The education system provided youth with some of their greatest challenges. Youth and parents did not understand how the New Zealand education system worked and what support was available – particularly with career guidance. Parents often felt disconnected from their children’s education because of language difficulties and cultural barriers. Not having access to computers, or knowing how to use them, made it difficult for youth to complete school work and homework.
Finding work was a significant problem for most youth participants. The main difficulties identified were getting career advice and help to overcome barriers to finding work in New Zealand (particularly a first job). Parents did not know how to guide their children. Being unable to find work changed youths’ view of themselves, and their dreams for rebuilding their lives in New Zealand. Many youth chose to return to study rather than continue to look for work.
Most youth found it harder than expected to make friends and build social networks with other New Zealanders. Many participants noted a lack of opportunities for youth to mix socially with others.
Mentoring and buddy systems were seen as helpful in contributing to social and educational achievement.
Most youth had experienced bullying, mainly at school. Youth identified the reason for the bullying as their ethnicity or religion or “being a refugee”. Youth often tried to deal with bullying on their own, for fear of worrying their parents or because they were unable to communicate with their teachers to tell them about the bullying.

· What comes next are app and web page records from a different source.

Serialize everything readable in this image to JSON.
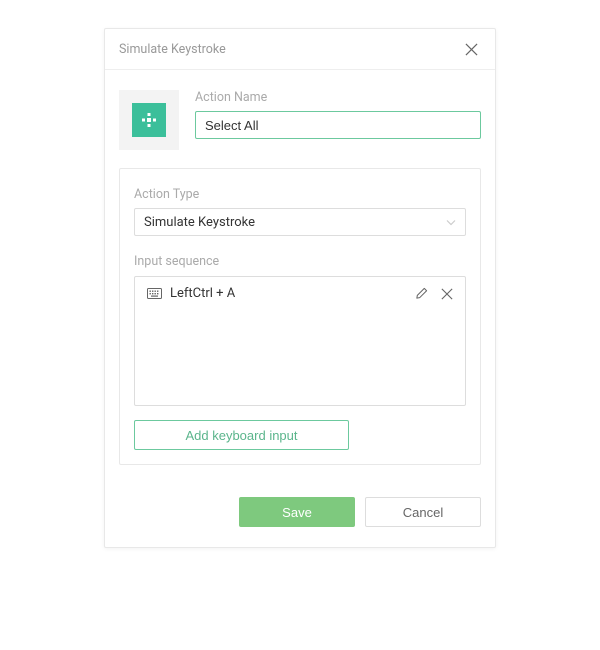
{
  "dialog": {
    "title": "Simulate Keystroke",
    "actionNameLabel": "Action Name",
    "actionNameValue": "Select All",
    "actionTypeLabel": "Action Type",
    "actionTypeValue": "Simulate Keystroke",
    "inputSequenceLabel": "Input sequence",
    "sequence": [
      {
        "text": "LeftCtrl + A"
      }
    ],
    "addButtonLabel": "Add keyboard input",
    "saveLabel": "Save",
    "cancelLabel": "Cancel"
  }
}
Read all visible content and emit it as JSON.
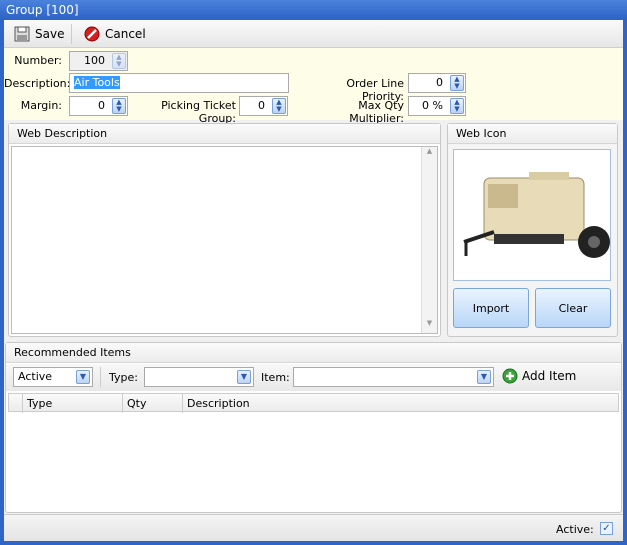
{
  "window": {
    "title": "Group [100]"
  },
  "toolbar": {
    "save_label": "Save",
    "cancel_label": "Cancel"
  },
  "form": {
    "number_label": "Number:",
    "number_value": "100",
    "description_label": "Description:",
    "description_value": "Air Tools",
    "margin_label": "Margin:",
    "margin_value": "0",
    "picking_label": "Picking Ticket Group:",
    "picking_value": "0",
    "order_priority_label": "Order Line Priority:",
    "order_priority_value": "0",
    "max_qty_label": "Max Qty Multiplier:",
    "max_qty_value": "0 %"
  },
  "web_description": {
    "title": "Web Description",
    "value": ""
  },
  "web_icon": {
    "title": "Web Icon",
    "import_label": "Import",
    "clear_label": "Clear"
  },
  "recommended": {
    "title": "Recommended Items",
    "status_value": "Active",
    "type_label": "Type:",
    "type_value": "",
    "item_label": "Item:",
    "item_value": "",
    "add_label": "Add Item",
    "columns": [
      "Type",
      "Qty",
      "Description"
    ],
    "rows": []
  },
  "footer": {
    "active_label": "Active:",
    "active_checked": true
  },
  "colors": {
    "title_bar": "#2d62c6",
    "form_bg": "#fdfde8",
    "selection": "#3399ff"
  }
}
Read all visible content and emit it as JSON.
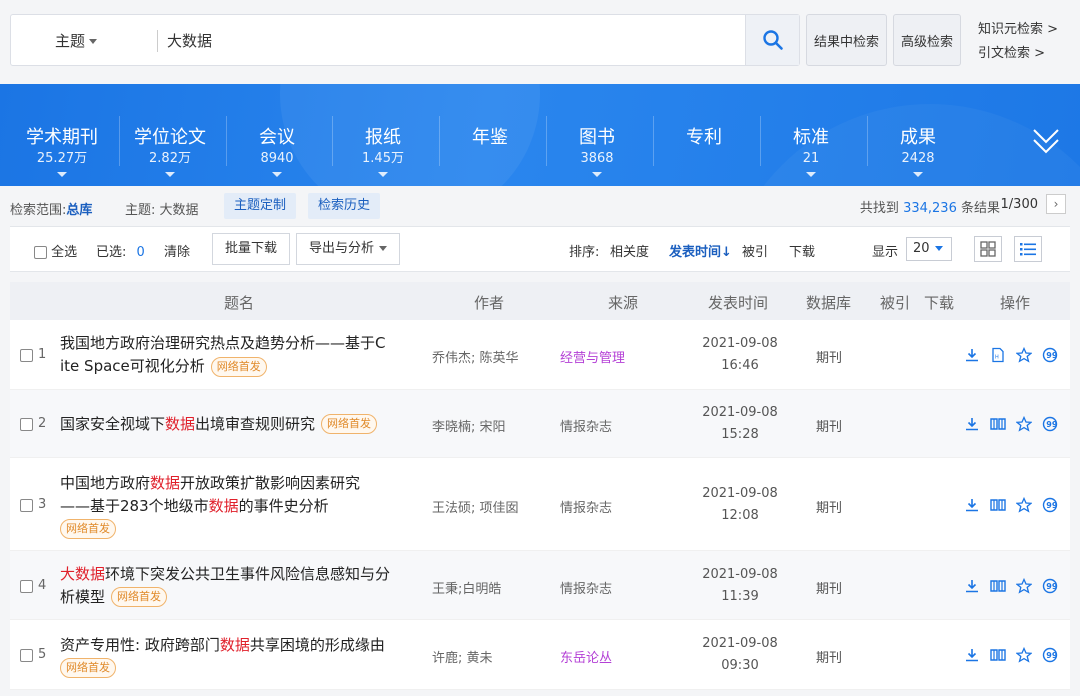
{
  "search": {
    "field": "主题",
    "query": "大数据",
    "result_search_label": "结果中检索",
    "advanced_label": "高级检索",
    "knowledge_link": "知识元检索 >",
    "citation_link": "引文检索 >"
  },
  "nav": [
    {
      "label": "学术期刊",
      "count": "25.27万"
    },
    {
      "label": "学位论文",
      "count": "2.82万"
    },
    {
      "label": "会议",
      "count": "8940"
    },
    {
      "label": "报纸",
      "count": "1.45万"
    },
    {
      "label": "年鉴",
      "count": ""
    },
    {
      "label": "图书",
      "count": "3868"
    },
    {
      "label": "专利",
      "count": ""
    },
    {
      "label": "标准",
      "count": "21"
    },
    {
      "label": "成果",
      "count": "2428"
    }
  ],
  "info": {
    "scope_label": "检索范围:",
    "scope_value": "总库",
    "topic_label": "主题: 大数据",
    "custom_label": "主题定制",
    "history_label": "检索历史",
    "found_prefix": "共找到",
    "found_count": "334,236",
    "found_suffix": "条结果",
    "page": "1/300"
  },
  "toolbar": {
    "select_all": "全选",
    "selected_label": "已选:",
    "selected_count": "0",
    "clear": "清除",
    "batch_download": "批量下载",
    "export_analysis": "导出与分析",
    "sort_label": "排序:",
    "sort_relevance": "相关度",
    "sort_date": "发表时间↓",
    "sort_cited": "被引",
    "sort_download": "下载",
    "display_label": "显示",
    "page_size": "20"
  },
  "table": {
    "headers": {
      "title": "题名",
      "author": "作者",
      "source": "来源",
      "date": "发表时间",
      "database": "数据库",
      "cited": "被引",
      "download": "下载",
      "ops": "操作"
    },
    "badge": "网络首发",
    "rows": [
      {
        "num": "1",
        "t1": "我国地方政府治理研究热点及趋势分析——基于C",
        "t2": "ite Space可视化分析",
        "author": "乔伟杰; 陈英华",
        "source": "经营与管理",
        "date": "2021-09-08",
        "time": "16:46",
        "db": "期刊"
      },
      {
        "num": "2",
        "tpre": "国家安全视域下",
        "thl": "数据",
        "tpost": "出境审查规则研究",
        "author": "李晓楠; 宋阳",
        "source": "情报杂志",
        "date": "2021-09-08",
        "time": "15:28",
        "db": "期刊"
      },
      {
        "num": "3",
        "tpre": "中国地方政府",
        "thl": "数据",
        "tpost": "开放政策扩散影响因素研究",
        "t2pre": "——基于283个地级市",
        "t2hl": "数据",
        "t2post": "的事件史分析",
        "author": "王法硕; 项佳囡",
        "source": "情报杂志",
        "date": "2021-09-08",
        "time": "12:08",
        "db": "期刊"
      },
      {
        "num": "4",
        "thl": "大数据",
        "tpost": "环境下突发公共卫生事件风险信息感知与分",
        "t2": "析模型",
        "author": "王秉;白明皓",
        "source": "情报杂志",
        "date": "2021-09-08",
        "time": "11:39",
        "db": "期刊"
      },
      {
        "num": "5",
        "tpre": "资产专用性: 政府跨部门",
        "thl": "数据",
        "tpost": "共享困境的形成缘由",
        "author": "许鹿; 黄未",
        "source": "东岳论丛",
        "date": "2021-09-08",
        "time": "09:30",
        "db": "期刊"
      }
    ]
  },
  "colors": {
    "brand_blue": "#1b75e4",
    "highlight": "#e0202b",
    "source_purple": "#b440d6",
    "badge_orange": "#e08a2a"
  }
}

Cultural identity was a key concern for youth and parents. Youth felt caught between their traditional culture and their new culture. Parents and ethnic community members expressed concern about youth losing their cultural heritage. The lack of knowledge about refugee issues in the community, along with racial stereotypes, also added to young people’s identity issues. iii New Zealand Red Cross Youth Resettlement Review Report May 2014 Sport was identified as an important factor in successful social participation.
Sport provided both social and physical benefits and good English language skills were not always needed. The two sports-based youth leadership programmes run as part of the review proved to be a great success in building participants’ confidence, skill levels and social connections.